It is similar to the Hewitt's red rock hare (P. saunderside), which is shorter, has shorter ears, and a longer tail.[5]

Distribution and habitat[edit]

The Natal red rock hare is endemic to southern Africa;[5] it is present in southeastern provinces of South Africa (Eastern Cape, Mpumalanga, and KwaZulu-Natal), eastern Lesotho, Swaziland (Highveld and Lumbobo), and southern Mozambique (Maputo Province).[1] It lives in steep, rocky terrain like cliffs, hillsides with scattered rocks and boulders, stone outcrops, and rocky gorges with edible grass. It takes refuge in tussock grasses or low, dense vegetation. It is found at heights of up to 1,550 metres (5,090 ft) above sea level.[1][6]

Behavior and ecology[edit]

The Natal red rock hare lives in small colonies consisting of a few hares. It is a nocturnal species, and hides in creeks or under rocks, boulders, or dense grass during the day. It is a herbivore, and feeds on grass, especially young grass, weeds, and herbs.[5][7] As it obtains moisture from dew and from food, it is independent of water, but it drinks any available water.[7] It travels to higher elevations at night to forage on grasses.[6] It has a good, 360 degree vision, sense of smell, and hearing. On erecting its ears, a network of veins on the inner surface radiate heat to reduce the body temperature. The breeding period continues throughout the year. The nest is lined with plant material and female fur. After a gestation period of one month one or two pups weighing 70 to 100 g (2.5 to 3.5 oz) are usually born in the summer. It produces grunting calls while contacting with other members of the species, and produces shrill screams and cries when alarmed. It is known to fight through bites and kicks with the hindfeet when caught. It can live up to an age of five years.[7]

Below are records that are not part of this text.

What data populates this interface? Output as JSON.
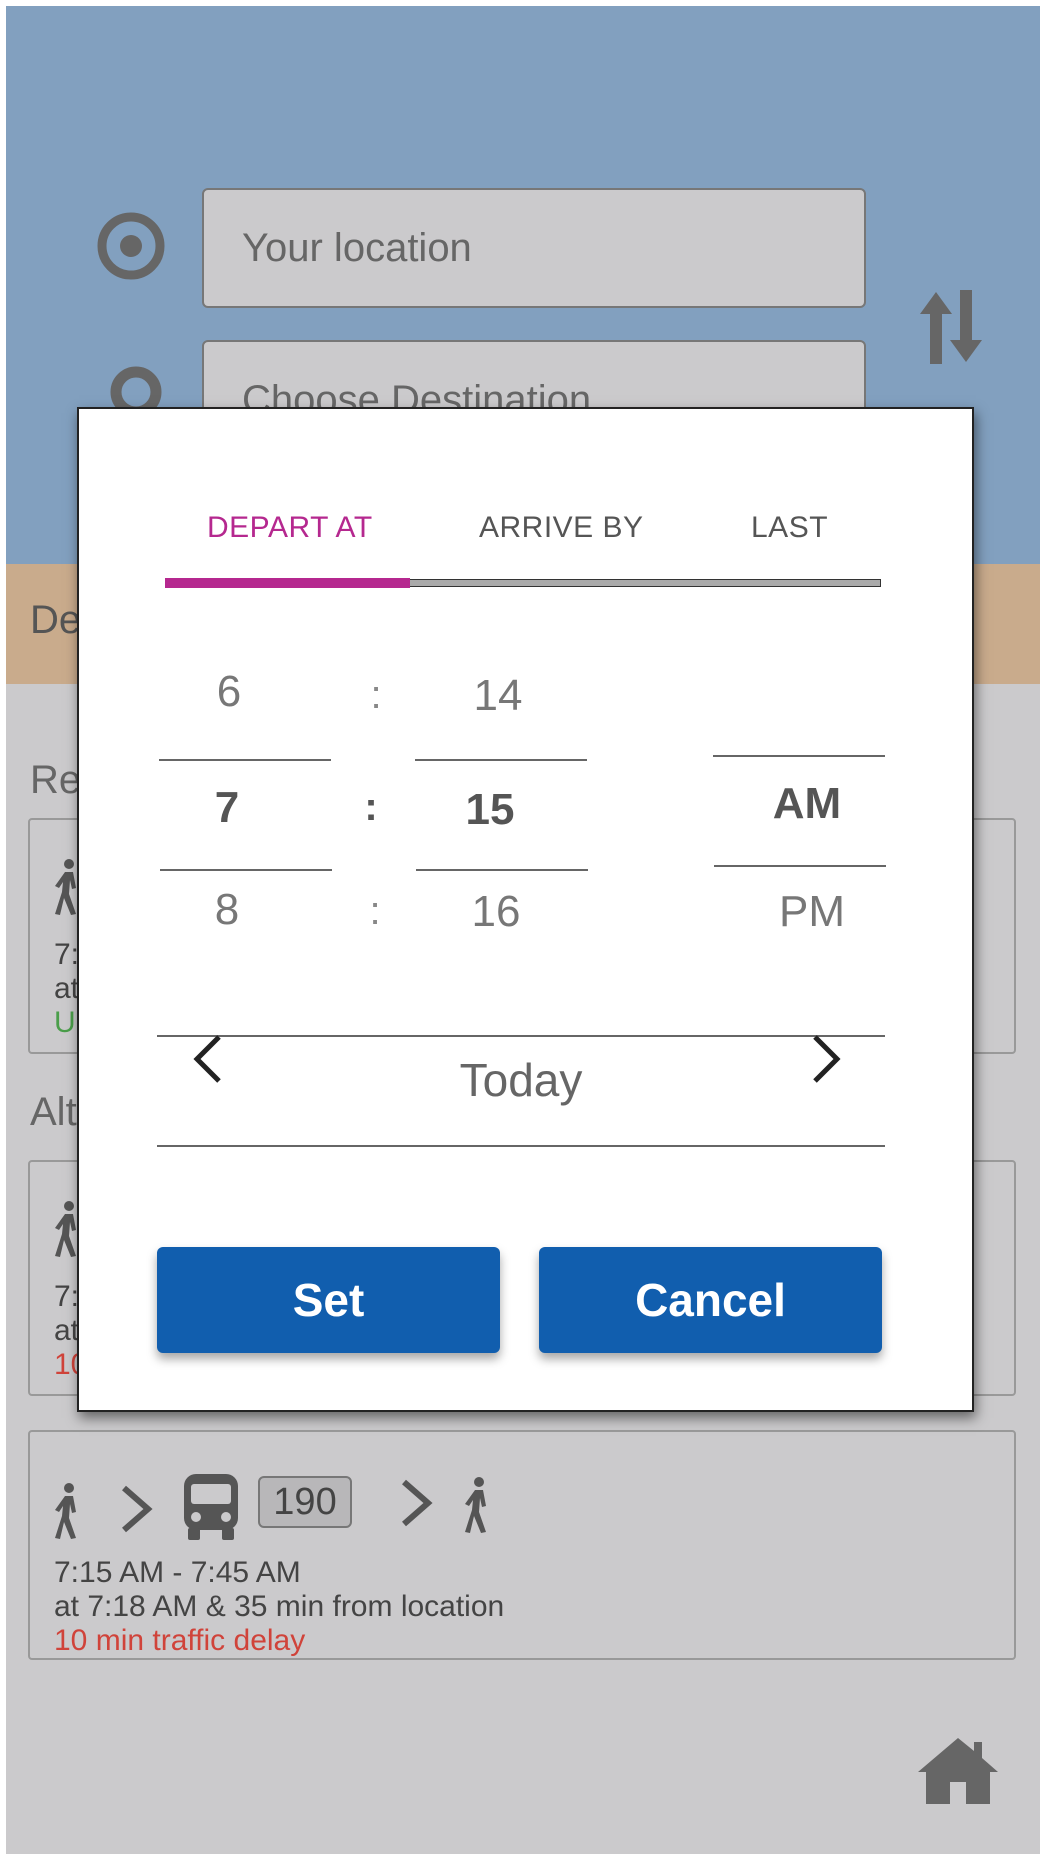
{
  "search": {
    "origin_placeholder": "Your location",
    "destination_placeholder": "Choose Destination"
  },
  "depart_bar": {
    "label": "De"
  },
  "sections": {
    "recommended": "Re",
    "alternatives": "Alt"
  },
  "routes": [
    {
      "line1": "7:",
      "line2": "at",
      "line3": "U"
    },
    {
      "line1": "7:",
      "line2": "at",
      "line3": "10"
    },
    {
      "route_number": "190",
      "time_range": "7:15 AM - 7:45 AM",
      "detail": "at 7:18 AM & 35 min from location",
      "delay": "10 min traffic delay"
    }
  ],
  "modal": {
    "tabs": [
      "DEPART AT",
      "ARRIVE BY",
      "LAST"
    ],
    "active_tab": "DEPART AT",
    "hours": [
      "6",
      "7",
      "8"
    ],
    "minutes": [
      "14",
      "15",
      "16"
    ],
    "separator": ":",
    "periods": [
      "AM",
      "PM"
    ],
    "selected": {
      "hour": "7",
      "minute": "15",
      "period": "AM"
    },
    "date_label": "Today",
    "set_label": "Set",
    "cancel_label": "Cancel"
  },
  "colors": {
    "header_bg": "#82a0bf",
    "depart_bar_bg": "#c9ab8c",
    "app_bg": "#cbcacc",
    "accent": "#b5288f",
    "button_bg": "#115eae",
    "delay": "#d0433a",
    "ok": "#4a9e4a"
  }
}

Its predators include all larger carnivores such as leopards, caracals, African wildcats, snakes, and birds of prey.[7][8]

Status and conservation[edit]

Since 1996, the Natal red rock hare has been rated as a species of least concern on the IUCN Red List of Endangered Species. This is because it is widespread, having a large range—more than 20,000 square kilometres (7,700 sq mi)—and although its range and population are decreasing, the number of mature individuals in the wild is above 10,000. It is abundant within its range in provincial parks, national parks, and wildlife refugees, and is also protected by Provincial Nature Conservation agencies seasonally, as a game species.[1]

Human activities such as encroachment of settlements, agriculture, and hunting in rural areas poses a threat to the Natal red rock hare, due to which its population is decreasing. Since the 1900s, more than 21% to 50% of its habitat has been destroyed, which is predicted to remain between 21% and 50% till 2022, decreasing its population by 20% or more by then.[1]


  1. ^ a b c d e Matthee, C.; Collins, K. & Keith, M. (2008). "Pronolagus crassicaudatus". The IUCN Red List of Threatened Species. IUCN. 2008: e.T41293A10416161. doi:10.2305/IUCN.UK.2008.RLTS.T41293A10416161.en. Retrieved 3 January 2018. 
  2. ^ a b Geoffroy-Saint-Hilaire, Isidore (1832). "Remarques sur les principaux caractères des espèces du genre Lepus, considérés dans leur rapports avec les circonstances locales; suivies de la Description de trois nouvelles espèces". Magasin de zoologie. 2. Cl. I, Pl. 9. 
  3. ^ a b c Hoffman, R.S.; Smith, A.T. (2005). "Order Lagomorpha". In Wilson, D.E.; Reeder, D.M. Mammal Species of the World: A Taxonomic and Geographic Reference (3rd ed.). Johns Hopkins University Press. p. 206. ISBN 978-0-8018-8221-0. OCLC 62265494. url=
  4. ^ a b Chapman, Joseph A.; Flux, John E. C. (1990). Rabbits, Hares and Pikas: Status Survey and Conservation Action Plan. IUCN. p. 124. ISBN 9782831700199. 
  5. ^ a b c d e f Happold, David C. D. (2013). Mammals of Africa. 3. A&C Black. p. 713. ISBN 9781408189962. 
  6. ^ a b c d Kingdon, Jonathan (2015). The Kingdon Field Guide to African Mammals (Second ed.). Bloomsbury Publishing. p. 306. ISBN 9781472925312. 
  7. ^ a b c d e f g Schütze, Heike (2002). Field Guide to the Mammals of the Kruger National Park. Struik. p. 154. ISBN 9781868725946. 
  8. ^ Cillié, Burger (2004). The Mammal Guide of Southern Africa. Briza Publications. p. 188. ISBN 9781875093458.